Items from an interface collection
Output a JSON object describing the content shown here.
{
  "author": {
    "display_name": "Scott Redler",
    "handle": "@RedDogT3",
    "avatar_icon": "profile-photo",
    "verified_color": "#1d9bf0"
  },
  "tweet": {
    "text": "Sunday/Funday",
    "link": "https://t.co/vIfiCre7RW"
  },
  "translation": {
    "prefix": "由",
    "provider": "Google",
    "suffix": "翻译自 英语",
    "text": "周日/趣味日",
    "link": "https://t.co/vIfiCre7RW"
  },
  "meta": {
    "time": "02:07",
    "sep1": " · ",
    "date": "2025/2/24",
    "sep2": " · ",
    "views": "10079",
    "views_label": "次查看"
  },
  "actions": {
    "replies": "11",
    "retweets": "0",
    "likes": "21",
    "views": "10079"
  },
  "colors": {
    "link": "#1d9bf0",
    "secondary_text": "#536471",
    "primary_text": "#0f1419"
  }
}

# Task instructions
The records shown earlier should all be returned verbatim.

# Result of the task
Output a JSON object describing the content shown here.
{
  "author": {
    "display_name": "Scott Redler",
    "handle": "@RedDogT3",
    "avatar_icon": "profile-photo",
    "verified_color": "#1d9bf0"
  },
  "tweet": {
    "text": "Sunday/Funday",
    "link": "https://t.co/vIfiCre7RW"
  },
  "translation": {
    "prefix": "由",
    "provider": "Google",
    "suffix": "翻译自 英语",
    "text": "周日/趣味日",
    "link": "https://t.co/vIfiCre7RW"
  },
  "meta": {
    "time": "02:07",
    "sep1": " · ",
    "date": "2025/2/24",
    "sep2": " · ",
    "views": "10079",
    "views_label": "次查看"
  },
  "actions": {
    "replies": "11",
    "retweets": "0",
    "likes": "21",
    "views": "10079"
  },
  "colors": {
    "link": "#1d9bf0",
    "secondary_text": "#536471",
    "primary_text": "#0f1419"
  }
}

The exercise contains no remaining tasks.